A ways back I wrote a post about empathy (also called animacy or agency) hierarchies and how the empathy hierarchy in Spanish and other romance languages worked, explaining a peculiarity of their grammar that had haunted me since high school Spanish. Unfortunately, I was excited at the time I was writing, and didn't explain it near as clearly as I should have.
Anyway, to briefly recap, empathy hierarchy is a system of classifying entities (e.g. nouns) according to the level of empathy the speaker feels towards them. While the number and composition of levels vary by language, the general trends are 1st person >= 2nd person >= 3rd person, animate >= inanimate, definite >= indefinite (e.g. "those people" >= "some people"). In Spanish there were three levels with regard to verb agreement: 1st person ("[yo] juego" - "I play") > 2nd person familiar ("[tú] juegas") > 2nd person formal ("usted juega") + 3rd person ("[él] juega"); this makes logical sense because you would have more empathy towards those you would address with the 2nd person familiar (e.g. your friends and family) than those you would address with the formal 2nd person (e.g. people you meet on the street). One of the most common things governed by empathy hierarchy is verb agreement, which is exactly what is seen in Spanish in the above examples.
One of the languages (actually a family of languages) I'm creating for one of my stories turns the concept of empathy hierarchy completely upside-down. In these languages, verbs agree with the subject, direct object [if any], and indirect object [if any] (this is as complicated as it sounds, though some real "polypersonal" languages actually do have verbs that agree with all three of those). As the subject, direct object, and indirect object are not marked for case and word order is free, verb agreement is really the only way to tell who's doing what in a sentence; for example, you could have something like "Dog bone boy gaveheitit" or "Bone boy dog gaveheitit", which would mean more or less the same thing, as word order isn't important in this respect (word order indicates more subtle things, such as what is emphasized in a sentence).
However, instead of relying on animacy or empathy to create this agreement system (animacy and/or empathy being pretty much universal in natural languages, as far as I know), these languages use rank.
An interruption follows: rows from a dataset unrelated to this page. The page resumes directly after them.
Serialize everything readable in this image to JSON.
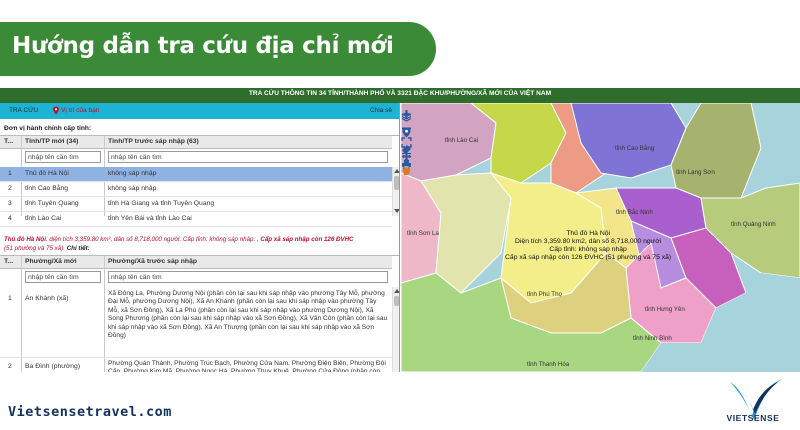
{
  "banner": {
    "title": "Hướng dẫn tra cứu  địa chỉ mới"
  },
  "app": {
    "top_title": "TRA CỨU THÔNG TIN 34 TỈNH/THÀNH PHỐ VÀ 3321 ĐẶC KHU/PHƯỜNG/XÃ MỚI CỦA VIỆT NAM",
    "tabs": {
      "lookup": "TRA CỨU",
      "location": "Vị trí của bạn",
      "share": "Chia sẻ"
    },
    "province_section": {
      "label": "Đơn vị hành chính cấp tỉnh:",
      "headers": {
        "num": "T...",
        "new": "Tỉnh/TP mới (34)",
        "old": "Tỉnh/TP trước sáp nhập (63)"
      },
      "filter_new": "nhập tên cần tìm",
      "filter_old": "nhập tên cần tìm",
      "rows": [
        {
          "num": "1",
          "new": "Thủ đô Hà Nội",
          "old": "không sáp nhập"
        },
        {
          "num": "2",
          "new": "tỉnh Cao Bằng",
          "old": "không sáp nhập"
        },
        {
          "num": "3",
          "new": "tỉnh Tuyên Quang",
          "old": "tỉnh Hà Giang và tỉnh Tuyên Quang"
        },
        {
          "num": "4",
          "new": "tỉnh Lào Cai",
          "old": "tỉnh Yên Bái và tỉnh Lào Cai"
        }
      ]
    },
    "info": {
      "name": "Thủ đô Hà Nội",
      "area": ": diện tích 3,359.80 km², dân số 8,718,000 người. Cấp tỉnh: không sáp nhập. ,",
      "merge": " Cấp xã sáp nhập còn 126 ĐVHC",
      "detail": "(51 phường và 75 xã).",
      "detail_link": " Chi tiết:"
    },
    "ward_section": {
      "headers": {
        "num": "T...",
        "new": "Phường/Xã mới",
        "old": "Phường/Xã trước sáp nhập"
      },
      "filter_new": "nhập tên cần tìm",
      "filter_old": "nhập tên cần tìm",
      "rows": [
        {
          "num": "1",
          "new": "An Khánh (xã)",
          "old": "Xã Đông La, Phường Dương Nội (phần còn lại sau khi sáp nhập vào phường Tây Mỗ, phường Đại Mỗ, phường Dương Nội), Xã An Khánh (phần còn lại sau khi sáp nhập vào phường Tây Mỗ, xã Sơn Đồng), Xã La Phù (phần còn lại sau khi sáp nhập vào phường Dương Nội), Xã Song Phương (phần còn lại sau khi sáp nhập vào xã Sơn Đồng), Xã Vân Côn (phần còn lại sau khi sáp nhập vào xã Sơn Đồng), Xã An Thượng (phần còn lại sau khi sáp nhập vào xã Sơn Đồng)"
        },
        {
          "num": "2",
          "new": "Ba Đình (phường)",
          "old": "Phường Quán Thánh, Phường Trúc Bạch, Phường Cửa Nam, Phường Điện Biên, Phường Đội Cấn, Phường Kim Mã, Phường Ngọc Hà, Phường Thụy Khuê, Phường Cửa Đông (phần còn lại sau khi sáp nhập vào phường Hoàn Kiếm), Phường Đồng Xuân (phần còn"
        }
      ]
    }
  },
  "map": {
    "labels": {
      "lao_cai": "tỉnh Lào Cai",
      "cao_bang": "tỉnh Cao Bằng",
      "lang_son": "tỉnh Lạng Sơn",
      "bac_ninh": "tỉnh Bắc Ninh",
      "quang_ninh": "tỉnh Quảng Ninh",
      "son_la": "tỉnh Sơn La",
      "phu_tho": "tỉnh Phú Thọ",
      "hung_yen": "tỉnh Hưng Yên",
      "ninh_binh": "tỉnh Ninh Bình",
      "thanh_hoa": "tỉnh Thanh Hóa"
    },
    "popup": {
      "line1": "Thủ đô Hà Nội",
      "line2": "Diện tích 3,359.80 km2, dân số 8,718,000 người",
      "line3": "Cấp tỉnh: không sáp nhập",
      "line4": "Cấp xã sáp nhập còn 126 ĐVHC (51 phường và 75 xã)"
    },
    "tools": [
      "layers-icon",
      "location-pin-icon",
      "eraser-icon",
      "print-icon"
    ],
    "controls": [
      "zoom-in-icon",
      "zoom-out-icon",
      "fullscreen-icon",
      "pan-icon",
      "hand-icon"
    ]
  },
  "footer": {
    "url": "Vietsensetravel.com",
    "brand": "VIETSENSE"
  },
  "colors": {
    "banner": "#3a8a38",
    "topbar": "#2f6d2d",
    "tabs": "#1fb3d3",
    "selected_row": "#8fb2e2",
    "info_red": "#c0102a",
    "brand_navy": "#14325e"
  }
}
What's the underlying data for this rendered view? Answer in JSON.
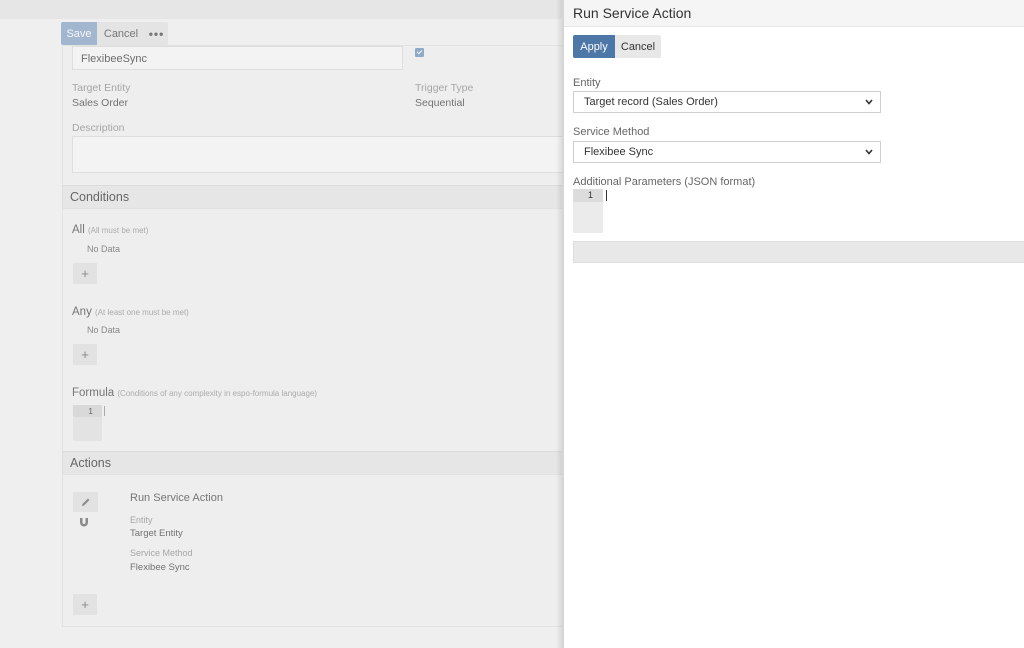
{
  "background": {
    "toolbar": {
      "save_label": "Save",
      "cancel_label": "Cancel",
      "more_label": "•••"
    },
    "name_value": "FlexibeeSync",
    "active_checked": true,
    "fields": {
      "target_entity_label": "Target Entity",
      "target_entity_value": "Sales Order",
      "trigger_type_label": "Trigger Type",
      "trigger_type_value": "Sequential",
      "description_label": "Description"
    },
    "conditions": {
      "header": "Conditions",
      "all_label": "All",
      "all_hint": "(All must be met)",
      "all_empty": "No Data",
      "any_label": "Any",
      "any_hint": "(At least one must be met)",
      "any_empty": "No Data",
      "formula_label": "Formula",
      "formula_hint": "(Conditions of any complexity in espo-formula language)",
      "formula_line": "1",
      "add_label": "+"
    },
    "actions": {
      "header": "Actions",
      "item_title": "Run Service Action",
      "entity_label": "Entity",
      "entity_value": "Target Entity",
      "method_label": "Service Method",
      "method_value": "Flexibee Sync",
      "add_label": "+"
    }
  },
  "modal": {
    "title": "Run Service Action",
    "apply_label": "Apply",
    "cancel_label": "Cancel",
    "entity_label": "Entity",
    "entity_value": "Target record (Sales Order)",
    "method_label": "Service Method",
    "method_value": "Flexibee Sync",
    "params_label": "Additional Parameters (JSON format)",
    "params_line": "1"
  },
  "colors": {
    "accent": "#4d77a7",
    "accent_faded": "#a3b6cf",
    "modal_bg": "#ffffff",
    "page_bg": "#efefef"
  },
  "icons": [
    "chevron-down-icon",
    "pencil-icon",
    "magnet-icon",
    "plus-icon",
    "ellipsis-icon"
  ]
}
Specifically, a seven-tiered hierarchy with levels I label -3 (lowest) to +3 (highest). For humans, rank reflects social status relative to the speaker. Rank 0 is reserved for the first person, ranks below 0 represent those below the social status of the speaker, and ranks above 0 above the speaker, with the degree of difference indicated by the rank (rank x + 1 > rank x); e.g. use of rank 2 by the speaker to refer to someone would mean that that person has a social status substantially higher than that of the speaker. For nonhumans (animals and inanimate objects) rank is based on respect for that thing - positive and/or honorable things would have high rank, negative or dishonorable things would have low rank; in this way rank resembles more arbitrary noun class systems.
Now, depending on how deeply you thought about what I just said, you may or may not already be scared of this idea; so let me illustrate. Suppose you have two coworkers at a job talking to each other (thus they'd be of the same social status). As it's customary to show some respect to those of the same rank as you in East Asian cultures (these languages are loosely based on Japanese, with a bunch of fun stuff thrown in), both would refer to each other ("you" in English) with the +1 level. However, as this system does not distinguish between 2nd and 3rd person, if one of them uses the +1 level for something, it could just as easily refer to some third co-worker who wasn't a part of the conversation (a 3rd person, no pun intended). Or it could simply refer to some inanimate object that just happens to be at the +1 rank.
But that's easy stuff. Now imagine a person writing to a politician. If this was just an average person, they might use rank +2 to refer to the politician ("you", in English), given the significant difference in social status. The politician would then use rank -2 to refer to the person (or -1, if the politician wanted to be polite), which would also be written "you" in English. Now suppose they were talking about the king. The lay person would probably refer to the king with +3 rank; the politician, however, would use a lower rank (+1 or +2), as their own social status is greater. Of course, any of these (-2, -1, +1, +2, +3) could simply be referring to an inanimate object, instead.
Worse yet, the innate rank of an animal or inanimate object could be modified based on the rank of a possessor; that is, if the possessor of an object has a significantly different rank than the speaker, the rank of the thing possessed might be elevated or lowered to reflect the possessor.
Suppose that dog' has an innate rank of +1. In the previous scenario, the person might then use rank +1 to refer to his dog, +2 to refer to the politician's dog, and +2 or +3 to refer to the king's dog. The politician, on the other hand, might refer to his own dog as +1, the person's dog as -1, and the king's dog as +2.
And as one last nail in the coffin of sanity is a concept I call the heterogeneous plural. That is, a plural that comprises members of significantly different rank. In this case, the rank of the group as a whole would be the rank of the highest-ranking member. So if the person writing a politician referred to level +3, he could be referring the the king, the king and the politician together, the king's dog, or something else entirely.
That's me: raping your mind since 1983.